And the problem may not be limited to Verizon.
Now we’re all on Verizon’s “share everything” plan.
According to a blockbuster find by the Guardian‘s Glenn Greenwald, the FBI and NSA has the data to track every call made to or from a Verizon user in the U.S.—including, likely, their location.
Greenwald has revealed that a secret court, made possible under the controversial Foreign Intelligence Surveillance Act (FISA), has ordered Verizon share “all call detail records or ‘telephony metadata'” with those agencies.
Verizon is to file such a report every day from April 25 to July 19, though it’s probably an ongoing process; one source told the Washington Post the order is renewed every 90 days.
The order is for non-targeted surveillance—it explicitly does not give the government information on either individual callers or the contents of the call. It does, however, give those agencies data like the time and duration of every call. It’s less clear on geolocation data. But as Greenwald notes, a 2005 court ruling found that a call’s location—specifically, which cell phone tower it was closest to—falls under “transactional” data, often used as a synonym for metadata.

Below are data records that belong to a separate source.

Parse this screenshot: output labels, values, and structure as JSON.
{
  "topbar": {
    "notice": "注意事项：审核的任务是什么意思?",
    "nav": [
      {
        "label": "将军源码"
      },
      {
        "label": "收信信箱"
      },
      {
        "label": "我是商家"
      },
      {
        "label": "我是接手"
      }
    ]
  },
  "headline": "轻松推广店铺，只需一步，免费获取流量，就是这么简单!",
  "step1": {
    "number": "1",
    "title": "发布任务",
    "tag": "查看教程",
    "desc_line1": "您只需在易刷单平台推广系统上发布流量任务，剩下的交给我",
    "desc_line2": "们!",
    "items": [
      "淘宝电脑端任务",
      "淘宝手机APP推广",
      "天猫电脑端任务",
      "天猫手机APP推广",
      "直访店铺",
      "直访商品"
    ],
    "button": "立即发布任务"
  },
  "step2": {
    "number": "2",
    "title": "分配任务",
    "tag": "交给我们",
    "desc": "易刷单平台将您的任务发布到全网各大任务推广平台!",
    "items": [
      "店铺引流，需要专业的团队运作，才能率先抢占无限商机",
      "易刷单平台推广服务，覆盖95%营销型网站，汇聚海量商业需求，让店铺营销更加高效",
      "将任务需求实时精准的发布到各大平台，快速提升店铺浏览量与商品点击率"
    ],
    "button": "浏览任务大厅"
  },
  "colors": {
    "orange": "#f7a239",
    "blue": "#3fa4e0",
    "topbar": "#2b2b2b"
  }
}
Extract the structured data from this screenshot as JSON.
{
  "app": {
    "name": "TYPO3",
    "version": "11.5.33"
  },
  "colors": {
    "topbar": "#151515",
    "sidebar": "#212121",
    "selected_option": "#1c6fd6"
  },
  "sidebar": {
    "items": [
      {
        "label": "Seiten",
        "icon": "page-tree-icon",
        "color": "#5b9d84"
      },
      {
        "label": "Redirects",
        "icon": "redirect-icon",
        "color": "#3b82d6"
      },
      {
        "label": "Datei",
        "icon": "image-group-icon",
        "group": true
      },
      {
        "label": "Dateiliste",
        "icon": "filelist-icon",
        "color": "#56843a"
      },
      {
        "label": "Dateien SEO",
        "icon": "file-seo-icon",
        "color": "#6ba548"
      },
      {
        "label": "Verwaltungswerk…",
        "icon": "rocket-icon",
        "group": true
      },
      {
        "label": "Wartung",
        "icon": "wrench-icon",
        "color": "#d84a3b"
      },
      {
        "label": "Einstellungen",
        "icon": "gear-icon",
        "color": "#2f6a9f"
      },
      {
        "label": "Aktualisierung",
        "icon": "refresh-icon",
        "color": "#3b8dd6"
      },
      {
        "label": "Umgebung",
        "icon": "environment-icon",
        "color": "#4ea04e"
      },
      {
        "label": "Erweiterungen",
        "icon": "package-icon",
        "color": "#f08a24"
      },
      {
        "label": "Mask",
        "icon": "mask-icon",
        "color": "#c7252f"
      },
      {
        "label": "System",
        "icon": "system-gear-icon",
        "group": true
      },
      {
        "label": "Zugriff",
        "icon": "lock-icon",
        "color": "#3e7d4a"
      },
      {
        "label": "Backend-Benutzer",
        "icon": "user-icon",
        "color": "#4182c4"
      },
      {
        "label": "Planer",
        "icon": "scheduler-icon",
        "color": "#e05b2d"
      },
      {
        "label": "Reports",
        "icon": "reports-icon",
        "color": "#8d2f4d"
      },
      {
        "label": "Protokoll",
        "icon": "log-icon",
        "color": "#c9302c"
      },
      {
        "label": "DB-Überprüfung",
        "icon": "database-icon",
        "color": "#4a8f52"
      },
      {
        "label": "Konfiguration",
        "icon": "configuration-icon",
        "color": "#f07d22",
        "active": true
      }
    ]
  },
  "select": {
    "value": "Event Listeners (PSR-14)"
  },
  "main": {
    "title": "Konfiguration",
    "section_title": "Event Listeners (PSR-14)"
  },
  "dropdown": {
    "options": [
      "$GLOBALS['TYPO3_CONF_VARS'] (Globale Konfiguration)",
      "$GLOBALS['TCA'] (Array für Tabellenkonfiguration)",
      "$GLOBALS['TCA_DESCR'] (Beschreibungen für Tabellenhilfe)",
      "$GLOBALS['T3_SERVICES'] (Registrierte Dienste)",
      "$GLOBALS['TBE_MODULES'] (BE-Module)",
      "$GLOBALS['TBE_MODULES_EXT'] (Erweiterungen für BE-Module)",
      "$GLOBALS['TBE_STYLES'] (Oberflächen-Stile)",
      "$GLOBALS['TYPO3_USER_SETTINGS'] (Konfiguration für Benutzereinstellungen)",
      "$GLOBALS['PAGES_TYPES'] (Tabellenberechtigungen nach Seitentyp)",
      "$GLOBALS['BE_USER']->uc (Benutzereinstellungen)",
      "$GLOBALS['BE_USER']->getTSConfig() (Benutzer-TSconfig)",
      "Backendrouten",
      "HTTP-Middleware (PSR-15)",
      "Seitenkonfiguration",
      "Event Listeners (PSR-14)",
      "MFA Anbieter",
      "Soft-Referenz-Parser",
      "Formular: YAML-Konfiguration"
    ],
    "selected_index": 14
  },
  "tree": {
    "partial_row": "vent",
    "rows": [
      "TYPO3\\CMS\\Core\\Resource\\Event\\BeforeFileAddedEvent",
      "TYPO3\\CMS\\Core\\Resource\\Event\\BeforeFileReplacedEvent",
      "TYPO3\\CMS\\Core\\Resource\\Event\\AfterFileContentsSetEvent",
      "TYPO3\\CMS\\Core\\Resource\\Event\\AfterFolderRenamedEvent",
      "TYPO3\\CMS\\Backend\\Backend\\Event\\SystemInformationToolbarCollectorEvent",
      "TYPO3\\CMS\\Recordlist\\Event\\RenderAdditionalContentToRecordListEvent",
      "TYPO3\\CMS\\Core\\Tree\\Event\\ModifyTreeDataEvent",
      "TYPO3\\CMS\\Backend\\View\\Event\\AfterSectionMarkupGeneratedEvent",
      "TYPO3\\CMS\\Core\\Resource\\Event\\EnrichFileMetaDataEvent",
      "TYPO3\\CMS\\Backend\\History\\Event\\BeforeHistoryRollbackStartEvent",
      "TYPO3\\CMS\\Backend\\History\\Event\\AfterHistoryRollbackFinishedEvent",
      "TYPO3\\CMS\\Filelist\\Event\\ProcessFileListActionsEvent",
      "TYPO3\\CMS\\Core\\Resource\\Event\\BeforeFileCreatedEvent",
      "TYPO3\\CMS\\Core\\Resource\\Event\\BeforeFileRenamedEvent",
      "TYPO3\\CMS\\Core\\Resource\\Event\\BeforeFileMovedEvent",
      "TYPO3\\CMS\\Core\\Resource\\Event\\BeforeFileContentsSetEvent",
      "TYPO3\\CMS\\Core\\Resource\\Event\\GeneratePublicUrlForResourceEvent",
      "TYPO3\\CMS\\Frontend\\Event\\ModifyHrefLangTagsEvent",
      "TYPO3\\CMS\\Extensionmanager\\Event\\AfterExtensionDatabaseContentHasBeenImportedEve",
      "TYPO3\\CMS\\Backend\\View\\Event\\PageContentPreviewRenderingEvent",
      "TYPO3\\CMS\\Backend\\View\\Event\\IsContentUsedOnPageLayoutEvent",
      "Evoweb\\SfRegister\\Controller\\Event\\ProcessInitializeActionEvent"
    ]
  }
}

Congressman Mike Rogers (R-Mich.), chair of the House Intelligence Committee, said the program “was used to stop a terrorist attack in the United States” in recent years, but said details were classified.
FISA, which was renewed in 2012, is a consistent concern for privacy advocates. It can allow government agencies to monitor data about Americans’ communications—though not the communications themselves—without a warrant. That includes data about citizens’ emails, and has been a particular concern for Sen. Ron Wyden (D-Oreg.), one of the Daily Dot’s most influential Internet activists of 2012 and the sole member of the Senate to sign the Declaration of Internet Freedom.
A White House official, while not officially confirming the report, said that metadata is “a critical tool in protecting the nation from terrorist threats to the United States.” The representative added that such information “allows counter-terrorism personnel to discover whether known or suspected terrorists have been in contact with other persons who may be engaged in terrorist activities.”
That the NSA is so actively involved is somewhat ironic, considering its head, General Keith Alexander, has regularly downplayed his agency’s role in domestic surveillance. “The great irony is we’re the only ones not spying on the American people,” he said in late May.
Privacy groups, of course, have resoundingly condemned the order.
“The revelations of the US government’s massive and indiscriminate surveillance program are absolutely frightening, putting before the public’s eyes the breadth of a secret, dragnet spying regime which casts every US citizen as a suspect,” said Mike Rispoli, a spokesman for Privacy International.
The Electronic Frontier Foundation warned that other U.S. wireless carriers probably have similar orders.
“There is no indication that this order to Verizon was unique or novel. It is very likely that business records orders like this exist for every major American telecommunication company, meaning that, if you make calls in the United States, the NSA has those records,” it warned.
Verizon didn’t respond to request for comment—and, in fact, may not be allowed to comment under the terms of the court order.
UPDATE: Verizon’s general counsel sent the following message to employees today, explaining why the company can’t comment on the Guardian report:
CORRECTION: A previous version of this story stated that Greenwald had obtained the Verizon document via a Freedom of Information (FOIA) request from the U.S. government. As Greenwald has since revealed, the document came from former National Security Agency contractor Edward Snowden.
Illustration by Fernando Alfonso III
A former senior politics reporter for the Daily Dot, Kevin Collier focuses on privacy, cybersecurity, and issues of importance to the open internet. Since leaving the Daily Dot in March 2016, he has served as a reporter for Vocativ and a cybersecurity correspondent for BuzzFeed.